There were several incidences in the local village which caused Fr. Riwa to be concerned about the girls at St. Clare. Gratefully the Catholic Community in Cologne provided the funds for this secure entrance.
Safe at last.
Thank you to our brothers and sisters in Germany for your caring.
Over the past month we have informed you of the famine in Kenya and the critical situaiton at the Children’s Village. Several weeks ago we sent out an email asking for your help in feeding the children during this crisis. We are most grateful for your generous response. With the money donated Fr. Riwa is able to feed the children for the next six months.
While every penny donated made this possible we want to especially thank the following people for their very generous and significant donations: Diane and Dan Henry, the Catholic people of Bavaria (Germany), the Church of the Resurrection in (Dubuque, Iowa), Paul Lavins, Susan Montgomery, Jack Horrigan, William and Marjorie Dettlof, Sandra Hagenbarth, Tom and Carol Cracchiolo, Sharon Kress and Mary and Bob Leisure.
A month ago this had all the markings of a tragedy, but through your generosity you have transformed this situation into a miracle. Thank you. Thank you. Thank you. We are so very grateful to you. This was an international effort as wonderful people from all over the world responded with love and compassion. I am very confident the Lord will bless you for your kindness.
God love you.
Bud and Sue Ozar
Marilyn and John Parker have been coming to Kenya for many years, volunteering their talents for several months each year. Last year while traveling on the other side of Mount Kenya they discovered Jane and her brother and brought them to Fr. Riwa. To support them, they found sponsors among their friends in Connecticut. At St. Clare it was discovered Jane had a severe limp caused by a birth defect, but a defect which surgery could correct. This year Marilyn and John returned to Kenya and they brought the $400 necessary for the surgery. Jane is pictured here in the courtyard of St. Clare on her crutches. The surgery was a successand now the focus is on her healing. Thanks John and Marilyn.

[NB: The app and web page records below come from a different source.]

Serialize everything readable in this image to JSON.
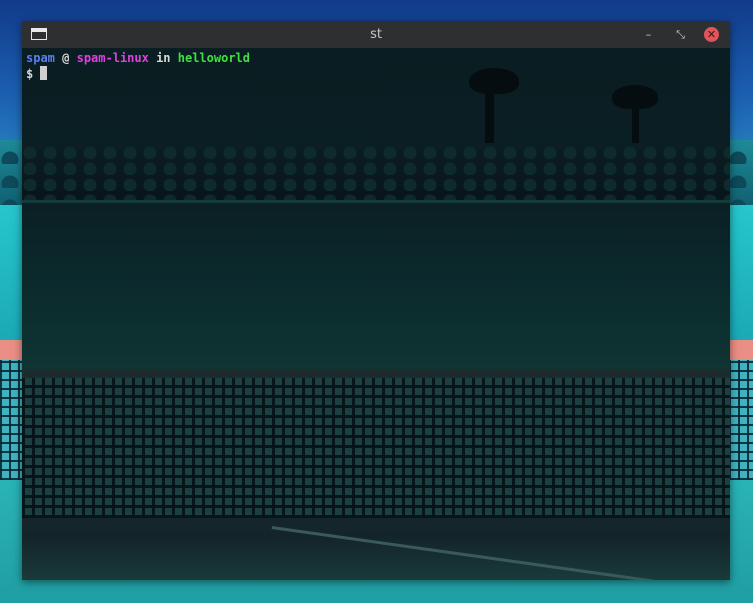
{
  "window": {
    "title": "st",
    "icons": {
      "app": "terminal-window-icon",
      "minimize": "minimize-icon",
      "maximize": "restore-icon",
      "close": "close-icon"
    },
    "minimize_glyph": "–",
    "maximize_glyph": "⤡",
    "close_glyph": "✕"
  },
  "terminal": {
    "prompt": {
      "user": "spam",
      "at": " @ ",
      "host": "spam-linux",
      "in": " in ",
      "directory": "helloworld"
    },
    "input_prefix": "$"
  },
  "colors": {
    "user": "#5a7ff2",
    "host": "#e040e0",
    "directory": "#3fe23f",
    "close_button": "#e0555a"
  }
}
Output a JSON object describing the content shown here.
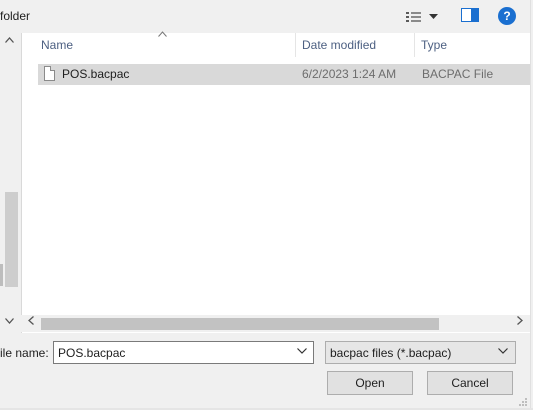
{
  "toolbar": {
    "new_folder_label": "folder",
    "view_icon": "view-options-icon",
    "pane_icon": "preview-pane-icon",
    "help_label": "?"
  },
  "columns": {
    "name": "Name",
    "date_modified": "Date modified",
    "type": "Type"
  },
  "files": [
    {
      "name": "POS.bacpac",
      "date": "6/2/2023 1:24 AM",
      "type": "BACPAC File"
    }
  ],
  "bottom": {
    "file_name_label": "ile name:",
    "file_name_value": "POS.bacpac",
    "file_type_value": "bacpac files (*.bacpac)",
    "open_label": "Open",
    "cancel_label": "Cancel"
  },
  "colors": {
    "selection": "#d9d9d9",
    "header_text": "#4d6082",
    "help_blue": "#1a6fd0"
  }
}
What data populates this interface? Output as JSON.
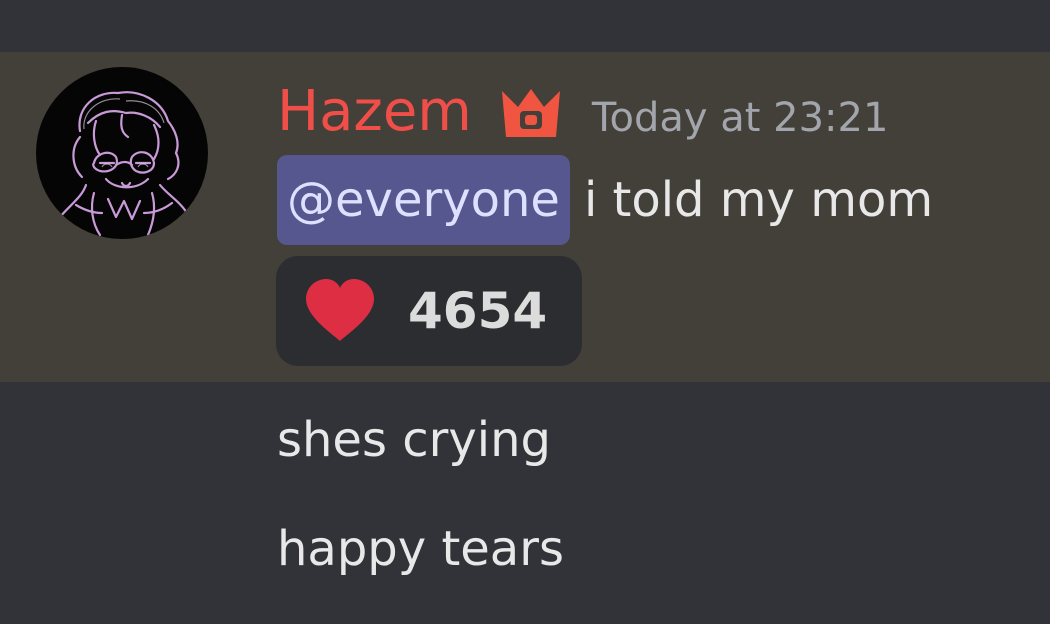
{
  "message": {
    "author": "Hazem",
    "author_color": "#f04e49",
    "badge_icon": "crown-icon",
    "timestamp": "Today at 23:21",
    "mention": "@everyone",
    "text": " i told my mom",
    "reaction": {
      "emoji_icon": "heart-icon",
      "count": "4654"
    }
  },
  "followups": [
    {
      "text": "shes crying"
    },
    {
      "text": "happy tears"
    }
  ],
  "colors": {
    "background": "#313338",
    "highlight_background": "#433f39",
    "mention_background": "#55578e",
    "reaction_background": "#2c2d31"
  }
}
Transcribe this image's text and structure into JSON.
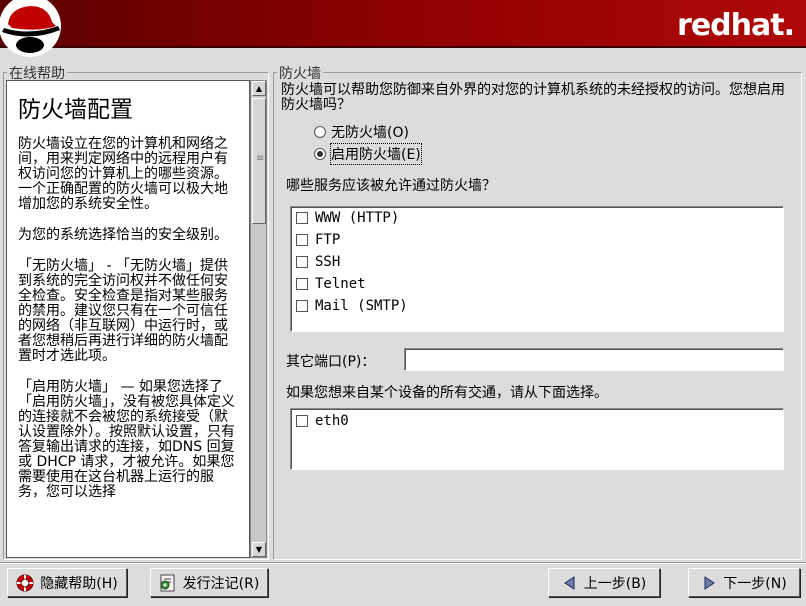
{
  "header": {
    "brand": "redhat."
  },
  "help": {
    "section_label": "在线帮助",
    "title": "防火墙配置",
    "paragraphs": [
      "防火墙设立在您的计算机和网络之间，用来判定网络中的远程用户有权访问您的计算机上的哪些资源。一个正确配置的防火墙可以极大地增加您的系统安全性。",
      "为您的系统选择恰当的安全级别。",
      "「无防火墙」 - 「无防火墙」提供到系统的完全访问权并不做任何安全检查。安全检查是指对某些服务的禁用。建议您只有在一个可信任的网络（非互联网）中运行时，或者您想稍后再进行详细的防火墙配置时才选此项。",
      "「启用防火墙」 — 如果您选择了「启用防火墙」，没有被您具体定义的连接就不会被您的系统接受（默认设置除外）。按照默认设置，只有答复输出请求的连接，如DNS 回复或 DHCP 请求，才被允许。如果您需要使用在这台机器上运行的服务，您可以选择"
    ]
  },
  "firewall": {
    "section_label": "防火墙",
    "question": "防火墙可以帮助您防御来自外界的对您的计算机系统的未经授权的访问。您想启用防火墙吗？",
    "options": [
      {
        "label": "无防火墙(O)",
        "selected": false
      },
      {
        "label": "启用防火墙(E)",
        "selected": true
      }
    ],
    "services_question": "哪些服务应该被允许通过防火墙？",
    "services": [
      {
        "label": "WWW (HTTP)",
        "checked": false
      },
      {
        "label": "FTP",
        "checked": false
      },
      {
        "label": "SSH",
        "checked": false
      },
      {
        "label": "Telnet",
        "checked": false
      },
      {
        "label": "Mail (SMTP)",
        "checked": false
      }
    ],
    "other_ports_label": "其它端口(P)：",
    "other_ports_value": "",
    "devices_question": "如果您想来自某个设备的所有交通，请从下面选择。",
    "devices": [
      {
        "label": "eth0",
        "checked": false
      }
    ]
  },
  "buttons": {
    "hide_help": "隐藏帮助(H)",
    "release_notes": "发行注记(R)",
    "back": "上一步(B)",
    "next": "下一步(N)"
  }
}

Sarah Wamburi is the administrator at St. Clare. It is her job to take care of all the administrative details. She recently sent this email.
“I know Father Riwa, is worried what the children will eat tomorrow and the day after, where they will live, what they will wear and mostly what will become of them in the future. The world doesn’t differentiate. When food prices go up, they go up for us too. When medical care and clothing go up, same for us also. We are not given an exemption and everyday it gets tougher and more and more children, needy and elderly people are crying for help. I know how difficult it is for Father Riwa to turn his back on them, how much it weighs him down when he can’t offer the much needed assistance. I know all of this comes back to you, and everyday more is required from you. But I believe God placed us in different capacities with a purpose and has given us responsibilities that he knows we can handle, of course through his grace. This is his work, which he is doing through all who are involved so he will provide whatever is needed including good health, strength, favour, ideas etc.”
A special Food Campaign has been started to assist the children. ANYONE WISHING TO CONTRIBUTE TO THE SPECIAL FOOD FUND CAN SEND A CHECK TO ‘FRIENDS OF KENYAN ORPHANS’ (920 BERKSHIRE ROAD, GROSSE POINTE, MI 48230) or send a donation on PayPal through this website.